Steve Zimmerman 6 months, 2 weeks ago

A player this caliber, would bail out and play somewhere else to make real money (ref. Preston). But Silvio, he's a true Jayhawk for the aforementioned reason, and makes this upcoming season worth to spend every dime watching him in KU uniform. He's no doubt fans' favorite this season. A truely special young fella, and we're really really lucky to have him. This kid is gonna rock da House. I got chill reading the following:

"I'm so excited to be able to come back to Kansas to play and to continue my education. It's an amazing feeling. I want to thank the NCAA committee for the opportunity to do what I really want to do. All those days and nights wondering what would happen...this makes it all worth it. I also want to thank everyone at Kansas for working so hard to make sure I can follow my dream. Jayhawk Nation, I can't thank you all enough for the unconditional support and for sticking around throughout this. I tried to turn the year off into a blessing. I got to work on my game and my academics, and now I'm going to make the most of this opportunity."

I can smell Silvio's blood and sweat from miles away.. He will make this season the best season for KU - it's about time!!!!! Let's gooooooooooooooooo!!!!

Jesse Johnson 6 months, 1 week ago

Seniors: Dok, Lightfoot Juniors: De Sousa, Garrett Sophomores: Dotson, McCormack, Agbaji Freshman: Hampton, Enaruna, McBride, Braun, Wilson

We are going to have an amazing mix of experience and talent next year.

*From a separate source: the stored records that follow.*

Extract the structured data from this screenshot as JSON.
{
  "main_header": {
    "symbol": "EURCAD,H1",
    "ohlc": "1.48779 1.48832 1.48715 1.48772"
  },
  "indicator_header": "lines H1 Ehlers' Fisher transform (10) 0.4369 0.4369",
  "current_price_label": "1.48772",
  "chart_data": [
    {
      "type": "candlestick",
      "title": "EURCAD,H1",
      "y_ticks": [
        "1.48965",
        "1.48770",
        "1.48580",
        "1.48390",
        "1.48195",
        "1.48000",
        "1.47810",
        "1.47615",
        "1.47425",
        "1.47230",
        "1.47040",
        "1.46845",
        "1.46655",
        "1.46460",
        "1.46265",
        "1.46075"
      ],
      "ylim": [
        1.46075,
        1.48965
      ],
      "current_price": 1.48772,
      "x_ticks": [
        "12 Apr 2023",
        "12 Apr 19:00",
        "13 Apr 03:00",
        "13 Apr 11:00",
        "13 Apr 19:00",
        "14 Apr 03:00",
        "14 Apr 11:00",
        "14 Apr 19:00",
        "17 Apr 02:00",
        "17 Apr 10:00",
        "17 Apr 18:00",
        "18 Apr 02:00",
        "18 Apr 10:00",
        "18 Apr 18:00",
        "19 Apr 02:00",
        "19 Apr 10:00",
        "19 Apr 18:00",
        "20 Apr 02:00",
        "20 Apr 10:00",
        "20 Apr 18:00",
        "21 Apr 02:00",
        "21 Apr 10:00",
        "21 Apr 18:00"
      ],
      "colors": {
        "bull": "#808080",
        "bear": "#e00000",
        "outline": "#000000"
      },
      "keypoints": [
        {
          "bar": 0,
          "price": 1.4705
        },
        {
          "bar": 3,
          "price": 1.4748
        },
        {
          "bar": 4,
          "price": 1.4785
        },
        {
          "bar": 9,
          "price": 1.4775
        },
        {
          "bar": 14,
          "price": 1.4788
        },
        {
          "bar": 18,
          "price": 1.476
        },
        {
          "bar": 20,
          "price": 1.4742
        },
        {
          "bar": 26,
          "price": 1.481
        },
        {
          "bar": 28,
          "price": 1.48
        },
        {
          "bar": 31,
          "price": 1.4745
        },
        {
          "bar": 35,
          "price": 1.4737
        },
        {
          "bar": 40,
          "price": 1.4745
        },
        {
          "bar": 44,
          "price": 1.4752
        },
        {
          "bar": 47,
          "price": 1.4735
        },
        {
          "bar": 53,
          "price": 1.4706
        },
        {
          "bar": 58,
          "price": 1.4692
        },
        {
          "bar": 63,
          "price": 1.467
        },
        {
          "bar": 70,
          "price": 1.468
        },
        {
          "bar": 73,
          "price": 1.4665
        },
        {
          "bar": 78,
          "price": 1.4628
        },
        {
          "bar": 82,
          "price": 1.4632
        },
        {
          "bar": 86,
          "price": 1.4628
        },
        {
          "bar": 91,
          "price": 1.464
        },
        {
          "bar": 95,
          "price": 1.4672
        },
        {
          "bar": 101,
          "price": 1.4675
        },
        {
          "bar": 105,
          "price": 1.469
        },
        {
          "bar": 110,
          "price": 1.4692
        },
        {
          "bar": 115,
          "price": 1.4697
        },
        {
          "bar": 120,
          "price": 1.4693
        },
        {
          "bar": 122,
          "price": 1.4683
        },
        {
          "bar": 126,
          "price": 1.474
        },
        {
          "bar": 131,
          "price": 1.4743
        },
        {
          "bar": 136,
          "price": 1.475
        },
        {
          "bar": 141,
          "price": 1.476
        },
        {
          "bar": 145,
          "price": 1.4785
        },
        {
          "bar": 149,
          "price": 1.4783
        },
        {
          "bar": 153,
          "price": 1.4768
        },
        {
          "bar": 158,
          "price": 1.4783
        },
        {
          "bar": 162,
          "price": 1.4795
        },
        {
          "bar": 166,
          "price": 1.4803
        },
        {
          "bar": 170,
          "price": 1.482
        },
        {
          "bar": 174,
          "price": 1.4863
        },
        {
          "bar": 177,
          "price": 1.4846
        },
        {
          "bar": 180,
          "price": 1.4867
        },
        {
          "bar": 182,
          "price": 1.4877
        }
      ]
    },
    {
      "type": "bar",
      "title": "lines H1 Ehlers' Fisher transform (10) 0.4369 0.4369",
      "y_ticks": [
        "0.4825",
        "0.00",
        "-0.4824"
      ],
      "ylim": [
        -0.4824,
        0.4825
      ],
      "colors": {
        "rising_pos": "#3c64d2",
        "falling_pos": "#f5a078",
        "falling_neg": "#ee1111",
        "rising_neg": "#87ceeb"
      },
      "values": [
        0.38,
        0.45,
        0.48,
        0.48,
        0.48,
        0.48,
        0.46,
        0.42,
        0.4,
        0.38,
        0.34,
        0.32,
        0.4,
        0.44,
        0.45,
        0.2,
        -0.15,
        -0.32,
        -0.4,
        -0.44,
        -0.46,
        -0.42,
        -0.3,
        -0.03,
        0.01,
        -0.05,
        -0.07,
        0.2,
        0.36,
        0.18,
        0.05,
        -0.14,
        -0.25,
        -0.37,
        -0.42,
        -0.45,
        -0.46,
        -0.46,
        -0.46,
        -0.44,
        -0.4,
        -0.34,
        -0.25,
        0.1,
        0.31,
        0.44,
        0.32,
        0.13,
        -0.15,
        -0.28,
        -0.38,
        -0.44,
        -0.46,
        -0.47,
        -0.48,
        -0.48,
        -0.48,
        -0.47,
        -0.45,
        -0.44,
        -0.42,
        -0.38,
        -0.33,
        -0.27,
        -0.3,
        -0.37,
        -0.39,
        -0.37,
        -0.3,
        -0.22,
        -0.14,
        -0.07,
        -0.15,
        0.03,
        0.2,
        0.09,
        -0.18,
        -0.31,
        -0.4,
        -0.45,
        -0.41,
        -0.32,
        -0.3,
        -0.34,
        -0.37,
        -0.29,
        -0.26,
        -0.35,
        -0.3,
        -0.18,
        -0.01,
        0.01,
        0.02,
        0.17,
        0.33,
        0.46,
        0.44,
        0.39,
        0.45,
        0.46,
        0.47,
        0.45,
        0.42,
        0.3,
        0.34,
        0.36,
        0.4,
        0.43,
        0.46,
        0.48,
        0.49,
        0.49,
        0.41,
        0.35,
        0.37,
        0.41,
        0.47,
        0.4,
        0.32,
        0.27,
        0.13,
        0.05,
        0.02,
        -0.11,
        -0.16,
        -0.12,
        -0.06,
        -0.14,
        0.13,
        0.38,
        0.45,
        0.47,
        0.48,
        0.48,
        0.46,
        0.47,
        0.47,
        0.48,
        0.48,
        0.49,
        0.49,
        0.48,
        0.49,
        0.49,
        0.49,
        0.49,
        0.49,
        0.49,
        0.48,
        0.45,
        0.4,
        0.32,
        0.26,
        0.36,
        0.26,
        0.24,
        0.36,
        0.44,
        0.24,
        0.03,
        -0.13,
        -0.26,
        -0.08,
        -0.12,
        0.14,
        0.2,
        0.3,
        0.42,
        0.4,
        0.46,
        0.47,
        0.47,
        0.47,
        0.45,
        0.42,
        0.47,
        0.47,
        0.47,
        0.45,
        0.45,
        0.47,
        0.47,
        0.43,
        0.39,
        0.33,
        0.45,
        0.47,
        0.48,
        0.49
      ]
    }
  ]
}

It's going to be a special year.

Dirk Medema 6 months, 1 week ago

Jesse - And that’s still 1 scholarship short of a full roster.

Steve - While there’s not much about Billy’s situation that’s worth defending (taking $90k from a “booster”, buying bling auto to bring to campus, wrecking car, lying about romantic relationship with “booster” - mom), his leaving might have been the only smart move he made. When the truth came out (internally), it’s not hard to imagine a meeting that goes something like “Dude, you’re screwed. Nothing we can do for you here.” What do you think the penalty would have been for $90k?

Len Shaffer 6 months, 1 week ago

This season HAS to end in a championship now, right???

Mike Greer 6 months, 1 week ago

I'm certain opinions will differ, but I think Silvio will be the dominant player on the team this year. Thinking back to the last times he played, his athleticism and rebounding exceeded expectations and his teammates. Definitely one of my favorite players, that I'm very excited to have back.

Steve Zimmerman 6 months, 1 week ago

You bet he will, Marius!! I can't imagine any coaches in the country that would let a victim-of-NCAA's-injustice athlete watch from the bench, again. But then again, there are coaches that might think he needs time to re-adjust while others think he's hungry, he's going to explode.

Commenting has been disabled for this item.